The Real Walking Dead

Many of us enjoy AMC’s The Walking Dead and the zombie apocalypse holds a certain grasp over more than a few people. Even I enjoy the genre, but more so the campier style with Woody Harrelson in Zombieland 1 and 2. But what of the real walking dead? Yes, they really do exist and mostly in America. The real walking dead are everyday Americans that cannot afford the costs of their healthcare so they ration it and must wait until their health is already at the point of a train wreck before getting any. The system of private health insurance has turned Americans into veritable walking dead as many of us are waiting for the serious incident or illness to strike and we worry that it, if the incident does not kill us, then the post-incident stress will. I hear politicians repeatedly say that Americans love our private health insurance and we do until we are faced with using it. Once we realize we need to use our health insurance, a Rube Goldberg nightmare machine of denials and appeals is set into motion.

If we operate on the premise that it will only be a matter of time, and if, not when serious illness or injury can strike then private health insurance has long outlived its usefulness. Arguably it never was useful or effective but a means of wealth extraction from the working class under the guise of providing some kind of peace of mind. I cannot help but further think that this is similar to what religion does to us. Religion sells us peace of mind and salvation while falling well short on delivery of said goods. Yet the faithful, also a member of the walking dead, continue to pay their dues, tithes, or whatever the current terminology may be. But alas I digress; the only solution to the current affordability debacle is a single-payer, Medicare For All system styled after other nation’s existing systems. I champion relegating the large corporations that comprise private health insurance into competition with GEICO, Progressive, All State, and Nationwide! Let them sell Home, Life, and Auto lines.

I am further thinking of the diabetic who must ration his or her insulin because the #Pharma Bros# of this world are hiking the cost 5000% when it was the American tax payer that funded the research to synthesize it in the first place. I am thinking of one of my Twitter followers, @scottdesno. Scott and his wife lost their son last year to a missed 20.00 insurance premium due to Fidelis Care. Scott’s son Danny was late on the payment and made every attempt to get it to Fidelis as quickly as possible and Fidelis made Danny wait 30 days to have his insurance reinstated. Unfortunately, 30 days was longer than Danny had because Danny needed a critical medication for his mental condition. It is well known that sudden withdrawal from this medicine would cause suicidal ideation. The predatory nature of private health insurance snuffed out a real, beautiful human being’s life. While I never knew Danny, I can only imagine that he was every bit as decent the human being that Scott is. Danny’s life was worth a sum vastly more than 20.00 but Fidelis felt it was worth less than a feline’s. Fidelis is latin for faithful and is part of the Marine Corps slogan, Semper Fi. Nobody should place their faith in Fidels or any private health insurance company.

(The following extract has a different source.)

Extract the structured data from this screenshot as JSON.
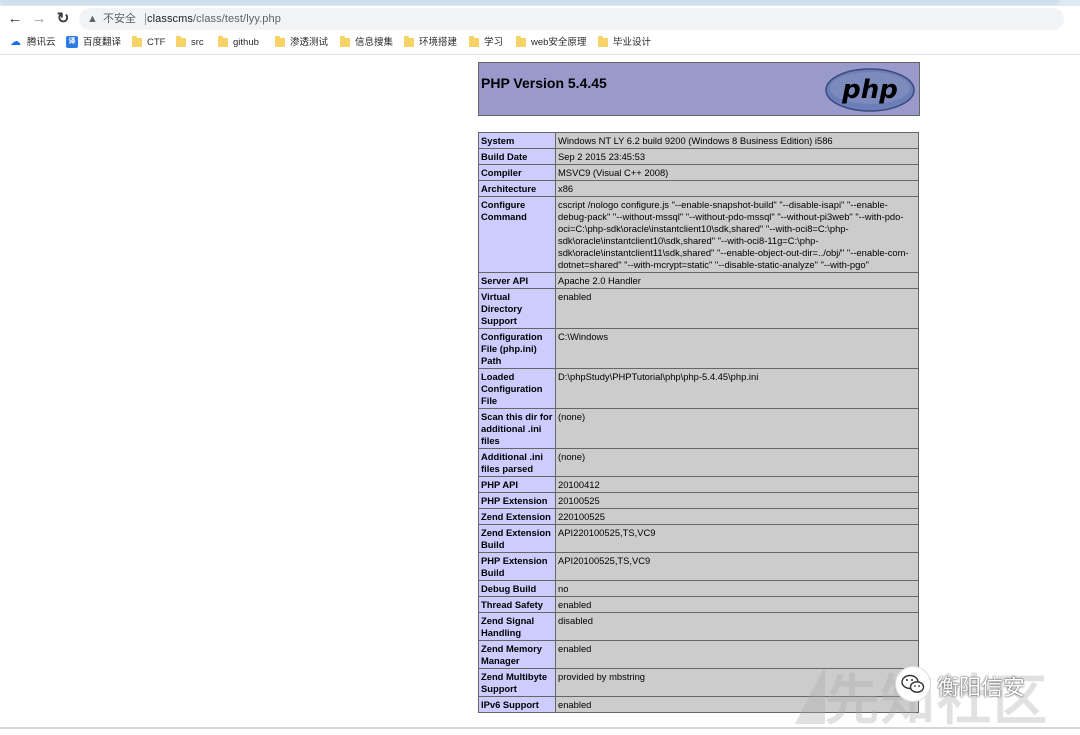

Danny should never have been part of the real walking dead and Fidelis Care had no business enaging in the business practice that cost Danny his life. Scott and Danny have me thinking that I am waiting to die. I have both physical and mental health problems that will only worsen as I age. I worry about what will become of me when I can no longer be a productive member of society. Society’s services for the elderly are mostly for white, privileged people. While my skin may be powdery as my friends of color would laughingly describe, I am certainly not monetarily privileged. This leads me to wonder if my retirement might not come from death while on the job and wondering how many other people could face this same bleak prospect. The wealthiest nation in the history of the world should be able to care for the working class. It is only with large systemic change and overcoming the intertia that the moneyed interests have thrown at us, that we can be relatively safe in retirement. I’ll leave you with this one and final thought: A friend of the family’s aging mother-in-law needs care beyond what that friend can provide. The care is costing 4300.00 a month. That would be a death sentence for me.

See also